A stop corruption sign. Some Kenyans are calling for a change of tact in the war against corruption given that the current strategy hasn’t borne fruits. (photo: https://www.colourbox)

The only predictable thing about the Kenyan news cycle lately is that every week brings a new corruption scandal to deal with. From #Occopyplayground to #Chickengate to #PACgate, the hashtags can barely keep up with the torrent of sleaze. Amid the outcry and finger pointing, though, there are some that are proposing an unorthodox solution to Kenya’s corruption problem: a blanket amnesty.

The idea to give a blanket amnesty to Kenya’s corrupt dates back to 2007 but it has a new and eloquent proponent in Njeri Thorne, a political communications consultant

Thorne has won some converts among them noted columnist and activist Betty Waitherero.

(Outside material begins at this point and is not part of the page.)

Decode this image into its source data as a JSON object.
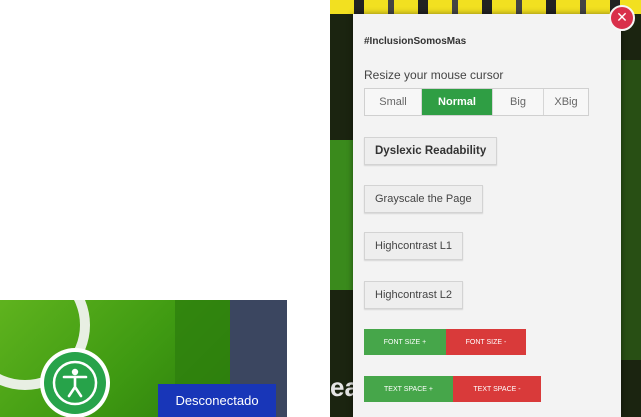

Like Thorne, Waitherero believes a blanket amnesty will allow Kenya to break out of the tired pattern of uncovering mega corruption scandals only to allow alleged culprits to get away scot-free after spending millions in half-hearted investigations and feeble prosecutions.

How would the blanket amnesty work? Thorne and Waitherero see the blanket amnesty as giving Kenya an opportunity to start on a clean slate on the war in graft after which the country can deal more ruthlessly with those that dip their fingers in the public till.

Predictably, the idea doesn’t enjoy universal appeal. Some Kenyans see a blanket amnesty as giving a pass to impunity, a move that could easily backfire.

Particularly outspoken in his opposition to the idea is blogger and pundit Patrick Gathara. Gathara feels Kenya’s successive administrations have given lip service to the war on graft and a blanket amnesty would be surrendering to the perpetrators of graft before the fight has even began.

There’s no question that Kenya is failing in the war against graft. We’re now at the point where the government is not so much fighting graft but presiding over an all you can eat corruption buffet. A point that unites all Kenyans of good will on all sides of the amnesty debate is that we need to put an end to corruption before the country implodes.

Indeed, to build a fair and stable country, we all must be invested in ensuring that the country breaks free from the clutches of corruption. To do that Kenya has to constantly experiment with different approaches of fighting graft. If the current strategy isn’t working then lets have a discussion about what else we can try. A blanket amnesty is not a perfect solution but the conversation it has sparked brings us closer to solving Kenya’s corruption problem. That’s better than giving in to hopelessness and despair.